While not as dramatic as the other two, Jennifer Lawrence auditioned for a role in Twilight. As a young actress, she was going around Hollywood trying to get roles. Of her experiences auditioning before she made it big, she says “You just get like five pages [at the audition] and they’re like, ‘Act monkey.’”

 

Jennifer Lawrence
Image Via Boston Magazine

Lawrence also admitted that she hadn’t the slightest idea that Twilight would turn into such a big deal, adding back in December 2012 in an interview with The Guardian that:

I remember when the movie first came out, seeing Kristen Stewart on the red carpet and getting papped wherever she went…I had no idea Twilight would be such a big deal. For me, and I’m assuming for her, it was just another audition.

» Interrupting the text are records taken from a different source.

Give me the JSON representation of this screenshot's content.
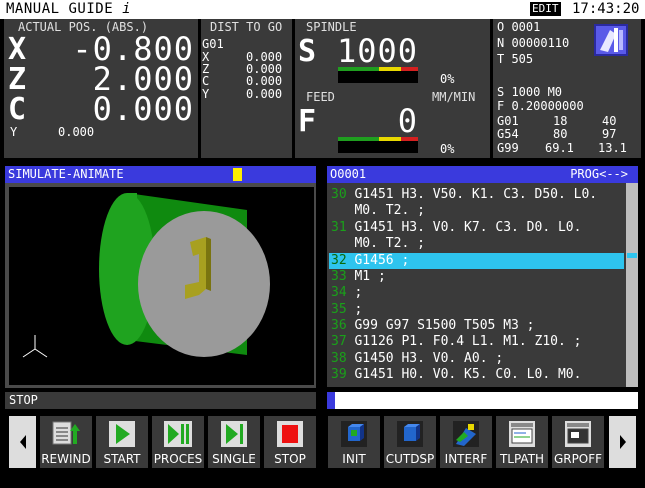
{
  "window": {
    "title": "MANUAL GUIDE",
    "title_suffix": "i",
    "edit_badge": "EDIT",
    "clock": "17:43:20"
  },
  "position": {
    "header": "ACTUAL POS. (ABS.)",
    "axes": [
      {
        "name": "X",
        "value": "-0.800"
      },
      {
        "name": "Z",
        "value": "2.000"
      },
      {
        "name": "C",
        "value": "0.000"
      }
    ],
    "y_label": "Y",
    "y_value": "0.000"
  },
  "dist_to_go": {
    "header": "DIST TO GO",
    "mode": "G01",
    "rows": [
      {
        "axis": "X",
        "value": "0.000"
      },
      {
        "axis": "Z",
        "value": "0.000"
      },
      {
        "axis": "C",
        "value": "0.000"
      },
      {
        "axis": "Y",
        "value": "0.000"
      }
    ]
  },
  "spindle": {
    "header": "SPINDLE",
    "letter": "S",
    "value": "1000",
    "override": "0%"
  },
  "feed": {
    "header": "FEED",
    "unit": "MM/MIN",
    "letter": "F",
    "value": "0",
    "override": "0%"
  },
  "program_info": {
    "o": "O 0001",
    "n": "N 00000110",
    "t": "T 505",
    "s_line": "S    1000 M0",
    "f_line": "F 0.20000000",
    "g_rows": [
      [
        "G01",
        "18",
        "40"
      ],
      [
        "G54",
        "80",
        "97"
      ],
      [
        "G99",
        "69.1",
        "13.1"
      ]
    ]
  },
  "simulate": {
    "title": "SIMULATE-ANIMATE",
    "status": "STOP"
  },
  "program": {
    "name": "O0001",
    "mode": "PROG<-->",
    "lines": [
      {
        "num": "30",
        "text": "G1451 H3. V50. K1. C3. D50. L0."
      },
      {
        "num": "",
        "text": "  M0. T2. ;"
      },
      {
        "num": "31",
        "text": "G1451 H3. V0. K7. C3. D0. L0."
      },
      {
        "num": "",
        "text": "  M0. T2. ;"
      },
      {
        "num": "32",
        "text": "G1456 ;"
      },
      {
        "num": "33",
        "text": "M1 ;"
      },
      {
        "num": "34",
        "text": ";"
      },
      {
        "num": "35",
        "text": ";"
      },
      {
        "num": "36",
        "text": "G99 G97 S1500 T505 M3 ;"
      },
      {
        "num": "37",
        "text": "G1126 P1. F0.4 L1. M1. Z10. ;"
      },
      {
        "num": "38",
        "text": "G1450 H3. V0. A0. ;"
      },
      {
        "num": "39",
        "text": "G1451 H0. V0. K5. C0. L0. M0."
      }
    ],
    "selected_line": 4
  },
  "softkeys_left": [
    "REWIND",
    "START",
    "PROCES",
    "SINGLE",
    "STOP"
  ],
  "softkeys_right": [
    "INIT",
    "CUTDSP",
    "INTERF",
    "TLPATH",
    "GRPOFF"
  ],
  "colors": {
    "accent_blue": "#3a3add",
    "highlight_cyan": "#2ec4ee",
    "line_num_green": "#1aa01a",
    "panel_gray": "#3a3a3a",
    "stop_red": "#ee1111",
    "play_green": "#22aa22"
  }
}
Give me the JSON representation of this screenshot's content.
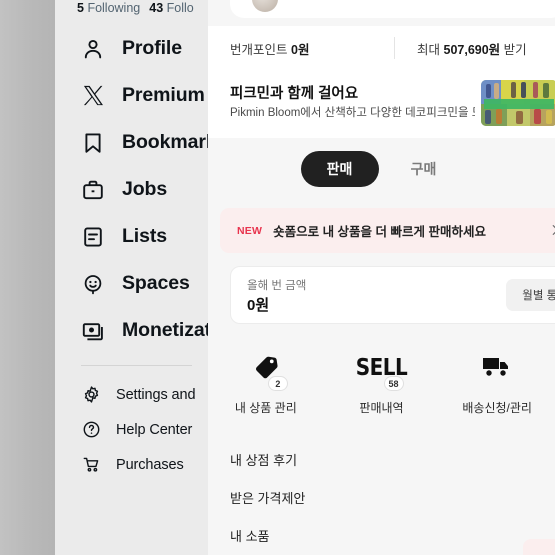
{
  "sidebar": {
    "stats": {
      "following_count": "5",
      "following_label": "Following",
      "followers_count": "43",
      "followers_label": "Follo"
    },
    "items": [
      {
        "label": "Profile",
        "icon": "person-icon"
      },
      {
        "label": "Premium",
        "icon": "x-logo-icon"
      },
      {
        "label": "Bookmarks",
        "icon": "bookmark-icon"
      },
      {
        "label": "Jobs",
        "icon": "briefcase-icon"
      },
      {
        "label": "Lists",
        "icon": "list-icon"
      },
      {
        "label": "Spaces",
        "icon": "spaces-icon"
      },
      {
        "label": "Monetization",
        "icon": "monetization-icon"
      }
    ],
    "secondary_items": [
      {
        "label": "Settings and",
        "icon": "gear-icon"
      },
      {
        "label": "Help Center",
        "icon": "help-circle-icon"
      },
      {
        "label": "Purchases",
        "icon": "cart-icon"
      }
    ]
  },
  "panel": {
    "points": {
      "label": "번개포인트",
      "value": "0원",
      "offer_prefix": "최대",
      "offer_amount": "507,690원",
      "offer_suffix": "받기"
    },
    "promo": {
      "title": "피크민과 함께 걸어요",
      "subtitle": "Pikmin Bloom에서 산책하고 다양한 데코피크민을 모...",
      "thumbnail": "pikmin-collage-thumbnail"
    },
    "segment": {
      "options": [
        {
          "label": "판매",
          "active": true
        },
        {
          "label": "구매",
          "active": false
        }
      ]
    },
    "new_banner": {
      "tag": "NEW",
      "text": "숏폼으로 내 상품을 더 빠르게 판매하세요",
      "chevron": "chevron-right-icon"
    },
    "amount_card": {
      "label": "올해 번 금액",
      "value": "0원",
      "stats_button": "월별 통계"
    },
    "quick_menu": [
      {
        "label": "내 상품 관리",
        "badge": "2",
        "icon": "price-tag-icon"
      },
      {
        "label": "판매내역",
        "badge": "58",
        "icon": "sell-text-icon"
      },
      {
        "label": "배송신청/관리",
        "badge": "",
        "icon": "truck-icon"
      }
    ],
    "list_rows": [
      {
        "label": "내 상점 후기"
      },
      {
        "label": "받은 가격제안"
      },
      {
        "label": "내 소품"
      }
    ]
  },
  "colors": {
    "accent_dark": "#212121",
    "banner_bg": "#fbeeee",
    "banner_red": "#e8344e",
    "panel_bg": "#f6f6f6",
    "sidebar_bg": "#ebebeb",
    "dim_strip": "#b9b9b9"
  }
}
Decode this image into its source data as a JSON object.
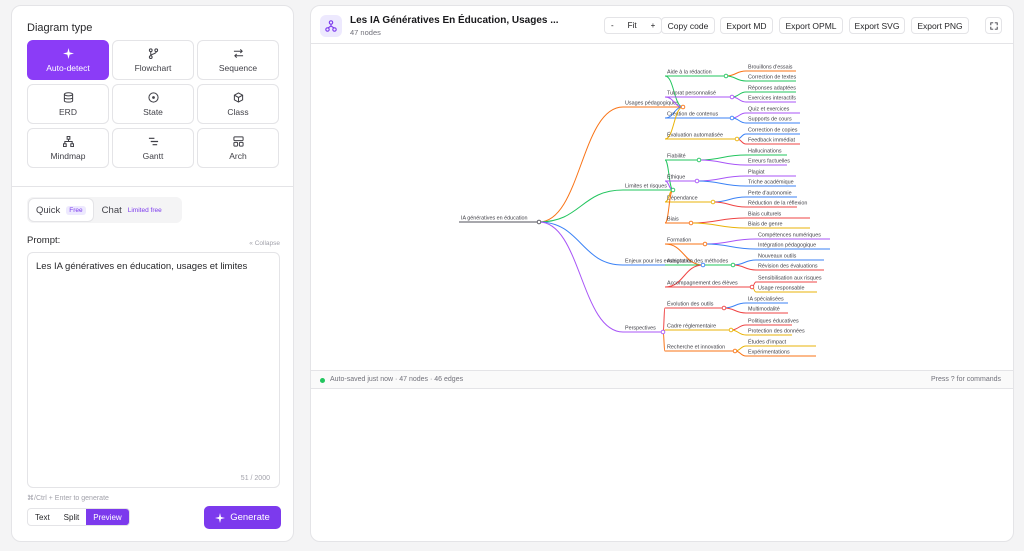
{
  "left_panel": {
    "diagram_type_label": "Diagram type",
    "diagram_types": [
      {
        "label": "Auto-detect",
        "icon": "sparkle-icon",
        "active": true
      },
      {
        "label": "Flowchart",
        "icon": "branch-icon"
      },
      {
        "label": "Sequence",
        "icon": "swap-arrows-icon"
      },
      {
        "label": "ERD",
        "icon": "database-icon"
      },
      {
        "label": "State",
        "icon": "target-icon"
      },
      {
        "label": "Class",
        "icon": "cube-icon"
      },
      {
        "label": "Mindmap",
        "icon": "hierarchy-icon"
      },
      {
        "label": "Gantt",
        "icon": "gantt-bars-icon"
      },
      {
        "label": "Arch",
        "icon": "layout-blocks-icon"
      }
    ],
    "mode_tabs": [
      {
        "label": "Quick",
        "badge": "Free",
        "active": true
      },
      {
        "label": "Chat",
        "badge": "Limited free"
      }
    ],
    "prompt_label": "Prompt:",
    "collapse_label": "« Collapse",
    "prompt_value": "Les IA génératives en éducation, usages et limites",
    "char_count": "51 / 2000",
    "shortcut_hint": "⌘/Ctrl + Enter to generate",
    "view_modes": [
      "Text",
      "Split",
      "Preview"
    ],
    "active_view_mode": "Preview",
    "generate_label": "Generate"
  },
  "header": {
    "title": "Les IA Génératives En Éducation, Usages ...",
    "subtitle": "47 nodes",
    "zoom_out": "-",
    "zoom_fit": "Fit",
    "zoom_in": "+",
    "buttons": [
      "Copy code",
      "Export MD",
      "Export OPML",
      "Export SVG",
      "Export PNG"
    ],
    "fullscreen_icon": "expand-icon"
  },
  "mindmap": {
    "root": "IA génératives en éducation",
    "branches": [
      {
        "label": "Usages pédagogiques",
        "color": "#f97316",
        "children": [
          {
            "label": "Aide à la rédaction",
            "color": "#22c55e",
            "leaves": [
              "Brouillons d'essais",
              "Correction de textes"
            ]
          },
          {
            "label": "Tutorat personnalisé",
            "color": "#a855f7",
            "leaves": [
              "Réponses adaptées",
              "Exercices interactifs"
            ]
          },
          {
            "label": "Création de contenus",
            "color": "#3b82f6",
            "leaves": [
              "Quiz et exercices",
              "Supports de cours"
            ]
          },
          {
            "label": "Évaluation automatisée",
            "color": "#eab308",
            "leaves": [
              "Correction de copies",
              "Feedback immédiat"
            ]
          }
        ]
      },
      {
        "label": "Limites et risques",
        "color": "#22c55e",
        "children": [
          {
            "label": "Fiabilité",
            "color": "#22c55e",
            "leaves": [
              "Hallucinations",
              "Erreurs factuelles"
            ]
          },
          {
            "label": "Éthique",
            "color": "#a855f7",
            "leaves": [
              "Plagiat",
              "Triche académique"
            ]
          },
          {
            "label": "Dépendance",
            "color": "#eab308",
            "leaves": [
              "Perte d'autonomie",
              "Réduction de la réflexion"
            ]
          },
          {
            "label": "Biais",
            "color": "#f97316",
            "leaves": [
              "Biais culturels",
              "Biais de genre"
            ]
          }
        ]
      },
      {
        "label": "Enjeux pour les enseignants",
        "color": "#3b82f6",
        "children": [
          {
            "label": "Formation",
            "color": "#f97316",
            "leaves": [
              "Compétences numériques",
              "Intégration pédagogique"
            ]
          },
          {
            "label": "Adaptation des méthodes",
            "color": "#22c55e",
            "leaves": [
              "Nouveaux outils",
              "Révision des évaluations"
            ]
          },
          {
            "label": "Accompagnement des élèves",
            "color": "#ef4444",
            "leaves": [
              "Sensibilisation aux risques",
              "Usage responsable"
            ]
          }
        ]
      },
      {
        "label": "Perspectives",
        "color": "#a855f7",
        "children": [
          {
            "label": "Évolution des outils",
            "color": "#ef4444",
            "leaves": [
              "IA spécialisées",
              "Multimodalité"
            ]
          },
          {
            "label": "Cadre réglementaire",
            "color": "#eab308",
            "leaves": [
              "Politiques éducatives",
              "Protection des données"
            ]
          },
          {
            "label": "Recherche et innovation",
            "color": "#f97316",
            "leaves": [
              "Études d'impact",
              "Expérimentations"
            ]
          }
        ]
      }
    ]
  },
  "status": {
    "text": "Auto-saved just now · 47 nodes · 46 edges",
    "hint": "Press ? for commands"
  }
}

Then it turned into this whole other thing.

If Jennifer Lawrence was cast, does that mean that Kristen Stewart could have been Katniss Everdeen in The Hunger Games?

 

2. Spider-Man

Spider-Man movie poster

Image Via Amazon

? Spider-Man, Spider-Man, does whatever a Spider can

Spins a web, and he’s lots of fun

Hold up, he was almost Michael Jackson?

Yep, before Tobey was cast, Michael Jackson wanted to be the man whose playing a high school student behind the mask.

 

 

Stan Lee himself revealed that Jackson had met with him “a number of times“.

In fact, he (Jackson) came to my house once with his son, and I remember my wife took care of his son for about an hour while Michael and I were talking.

Here’s a clip below.

 

https://www.youtube.com/watch?v=Jq6Wrm4KdFo

 

Jackson wanted to be Spider-Man, but upon learning that Stan Lee, the creator of Spider-Man along with Steve Ditko, didn’t own the rights to the character, he wanted to buy Marvel. Obviously that deal never went through, but there’s a universe out there where Jackson doesn’t own the rights to the Beetles songs but instead owns Marvel.

 

1. Lord of the Rings

Lord of the Rings

Image Via LOTR Wiki – Fandom

Lord of the Rings has been adaptation twice with Ralph Bakshi’s 1978 cartoon adaptation of The Lord of the Rings and Peter Jackson’s award-winning trilogy, but we also got another adaptation. Do you know by who?

Well, speaking of the Beatles…

 

The Beatles

Image Via Grammy

In 1963, the Beatles accepted a three-movie deal offered by the United Artists production company, however only made two movies: the mockumentary A Hard Day’s Night and the adventurous James Bond parody Help!

Their third film was never made, but that doesn’t mean they didn’t have some wacky ideas, and when I say ‘ideas’ I mean one idea.

They wanted to make an adaptation of J.R.R. Tolkien’s The Lord of the Rings trilogy, based on Tolkien’s work, which they would honor “by creating an epic psychedelic adaptation that would feature their original songs“.

 

Stanley Kubrick

Image Via Zocalo Public Square

The Beetles dream of having the director SpartacusLolita, and Dr. Strangelove Stanley Kubrick. He said ‘no’, believing it was too complex for the silver screen, and opted to focus on 2001: A Space Odyssey.Meanwhile, the Beetles didn’t even have the rights to make the movie. They were confident, however, when they spoke to J.R.R. Tolkien.

 

J R R Tolkien

Image Via Variety

He declined, and the project was dead in the water.

 

Now I know I said before that “I’ll leave the opinion on how the film would have turned out to you,” but I don’t care. This would have been awesome.

 

 

Featured Image Via Time Magazine